Exercise description:
Restate each entry exactly, without pictures.

Material for this exercise:
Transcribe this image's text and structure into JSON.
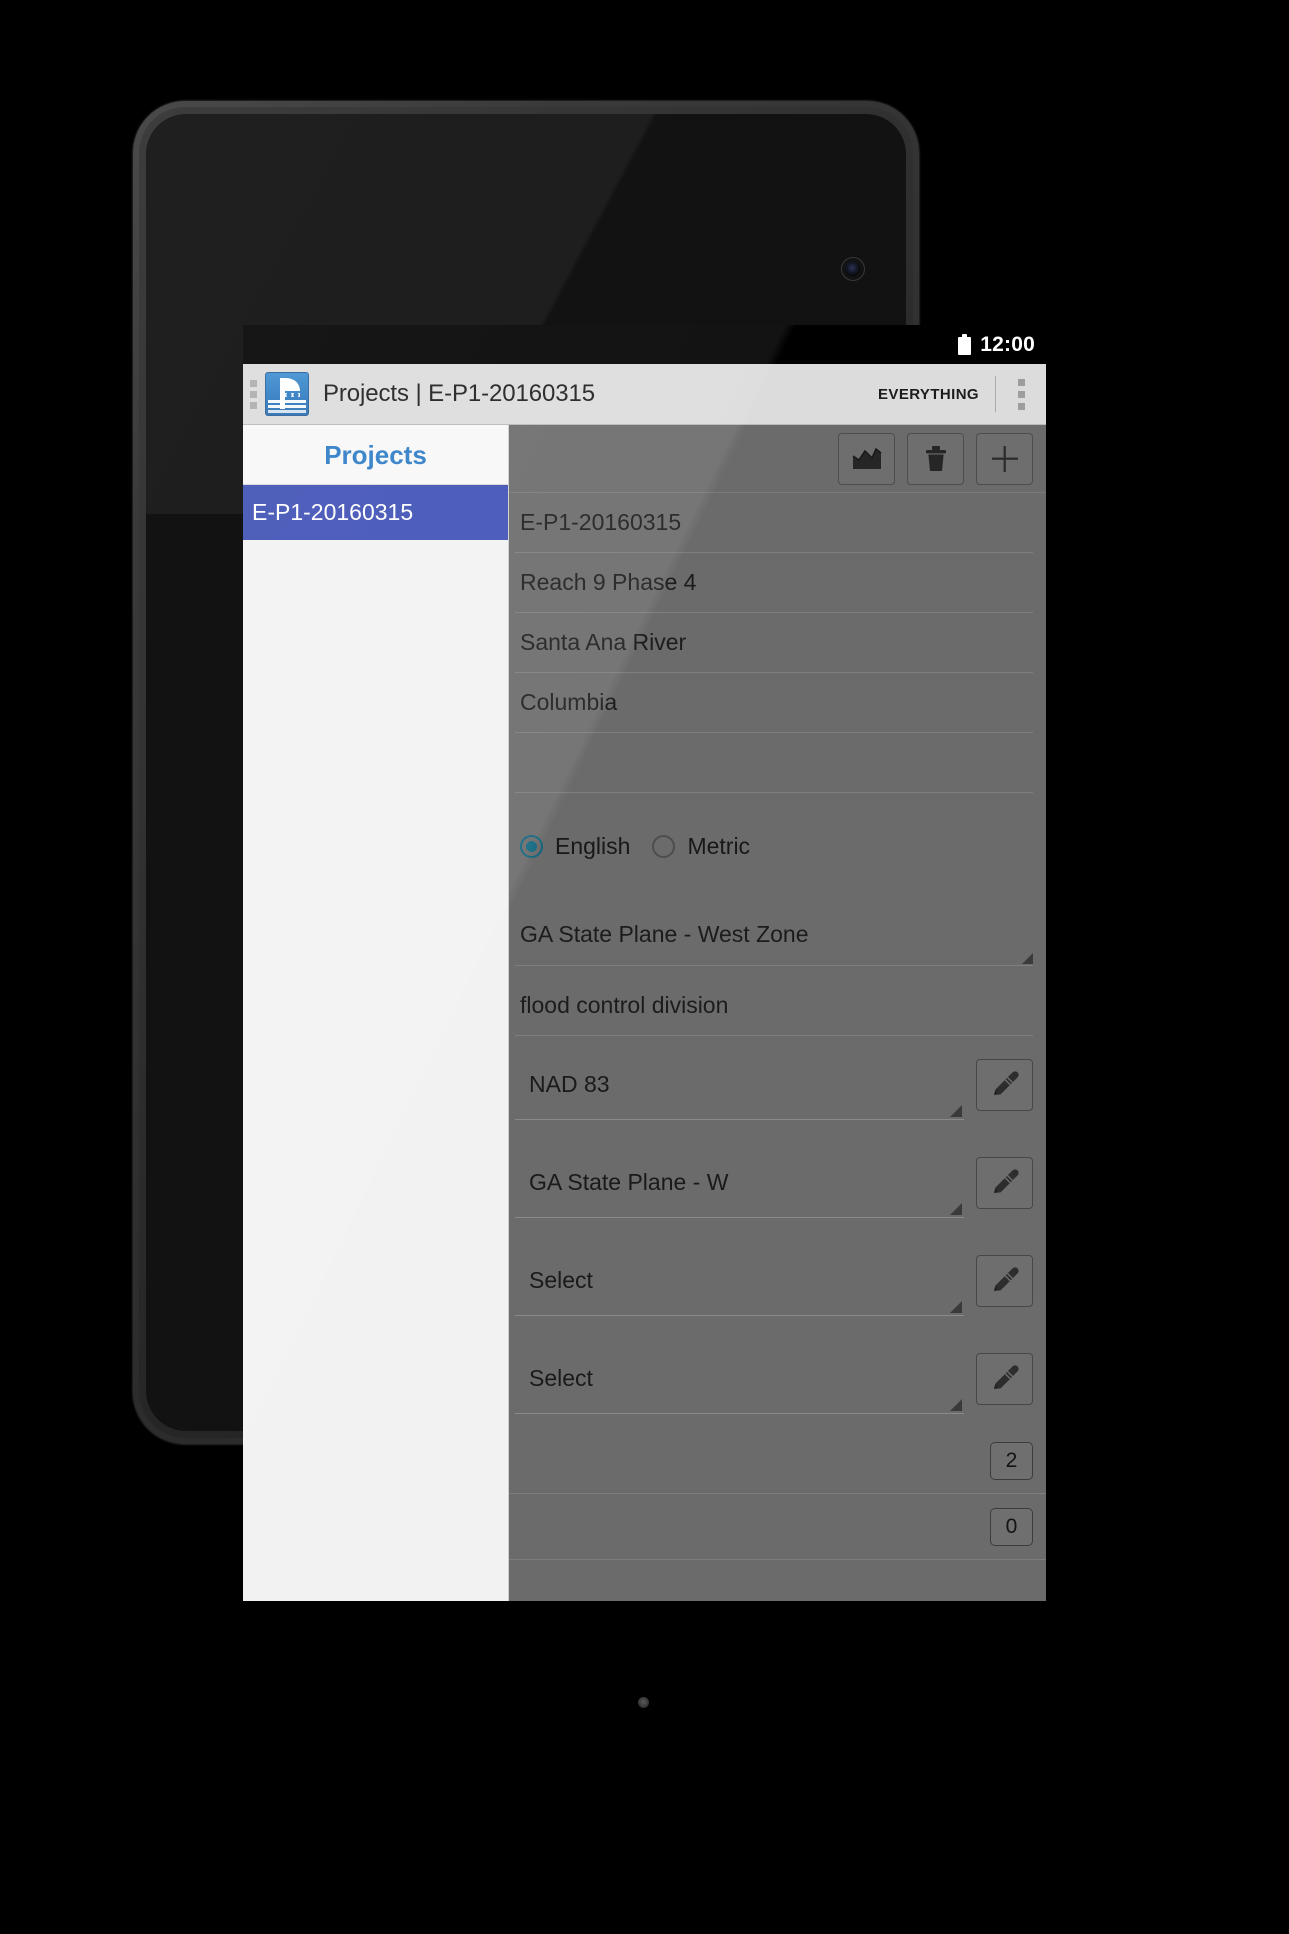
{
  "status_bar": {
    "time": "12:00",
    "battery_icon": "battery-full-icon"
  },
  "app_bar": {
    "app_icon": "levee-profile-app-icon",
    "title": "Projects | E-P1-20160315",
    "action_label": "EVERYTHING",
    "overflow_icon": "overflow-menu-icon",
    "drawer_icon": "drawer-handle-icon"
  },
  "sidebar": {
    "title": "Projects",
    "items": [
      {
        "label": "E-P1-20160315",
        "selected": true
      }
    ]
  },
  "detail": {
    "toolbar": [
      {
        "name": "chart-icon",
        "label": "chart"
      },
      {
        "name": "trash-icon",
        "label": "delete"
      },
      {
        "name": "plus-icon",
        "label": "add"
      }
    ],
    "fields": [
      {
        "key": "project_id",
        "value": "E-P1-20160315"
      },
      {
        "key": "reach",
        "value": "Reach 9 Phase 4"
      },
      {
        "key": "river",
        "value": "Santa Ana River"
      },
      {
        "key": "district",
        "value": "Columbia"
      },
      {
        "key": "blank",
        "value": ""
      }
    ],
    "units": {
      "options": [
        {
          "label": "English",
          "selected": true
        },
        {
          "label": "Metric",
          "selected": false
        }
      ]
    },
    "coordinate_system_note": "GA State Plane - West Zone",
    "division": "flood control division",
    "spinners": [
      {
        "key": "datum",
        "value": "NAD 83",
        "edit_icon": "pencil-icon"
      },
      {
        "key": "projection",
        "value": "GA State Plane - W",
        "edit_icon": "pencil-icon"
      },
      {
        "key": "vertical_datum",
        "value": "Select",
        "edit_icon": "pencil-icon"
      },
      {
        "key": "units_system",
        "value": "Select",
        "edit_icon": "pencil-icon"
      }
    ],
    "counters": [
      {
        "key": "count_a",
        "value": "2"
      },
      {
        "key": "count_b",
        "value": "0"
      }
    ]
  },
  "colors": {
    "accent_blue": "#2e7cc6",
    "selected_item": "#3f51b5",
    "radio_on": "#10677f",
    "app_bar_bg": "#dcdcdc",
    "detail_bg": "#6b6b6b",
    "sidebar_bg": "#f2f2f2"
  }
}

Answer for the task:
Transcribe this image's text and structure into JSON.
{
  "status_bar": {
    "time": "12:00",
    "battery_icon": "battery-full-icon"
  },
  "app_bar": {
    "app_icon": "levee-profile-app-icon",
    "title": "Projects | E-P1-20160315",
    "action_label": "EVERYTHING",
    "overflow_icon": "overflow-menu-icon",
    "drawer_icon": "drawer-handle-icon"
  },
  "sidebar": {
    "title": "Projects",
    "items": [
      {
        "label": "E-P1-20160315",
        "selected": true
      }
    ]
  },
  "detail": {
    "toolbar": [
      {
        "name": "chart-icon",
        "label": "chart"
      },
      {
        "name": "trash-icon",
        "label": "delete"
      },
      {
        "name": "plus-icon",
        "label": "add"
      }
    ],
    "fields": [
      {
        "key": "project_id",
        "value": "E-P1-20160315"
      },
      {
        "key": "reach",
        "value": "Reach 9 Phase 4"
      },
      {
        "key": "river",
        "value": "Santa Ana River"
      },
      {
        "key": "district",
        "value": "Columbia"
      },
      {
        "key": "blank",
        "value": ""
      }
    ],
    "units": {
      "options": [
        {
          "label": "English",
          "selected": true
        },
        {
          "label": "Metric",
          "selected": false
        }
      ]
    },
    "coordinate_system_note": "GA State Plane - West Zone",
    "division": "flood control division",
    "spinners": [
      {
        "key": "datum",
        "value": "NAD 83",
        "edit_icon": "pencil-icon"
      },
      {
        "key": "projection",
        "value": "GA State Plane - W",
        "edit_icon": "pencil-icon"
      },
      {
        "key": "vertical_datum",
        "value": "Select",
        "edit_icon": "pencil-icon"
      },
      {
        "key": "units_system",
        "value": "Select",
        "edit_icon": "pencil-icon"
      }
    ],
    "counters": [
      {
        "key": "count_a",
        "value": "2"
      },
      {
        "key": "count_b",
        "value": "0"
      }
    ]
  },
  "colors": {
    "accent_blue": "#2e7cc6",
    "selected_item": "#3f51b5",
    "radio_on": "#10677f",
    "app_bar_bg": "#dcdcdc",
    "detail_bg": "#6b6b6b",
    "sidebar_bg": "#f2f2f2"
  }
}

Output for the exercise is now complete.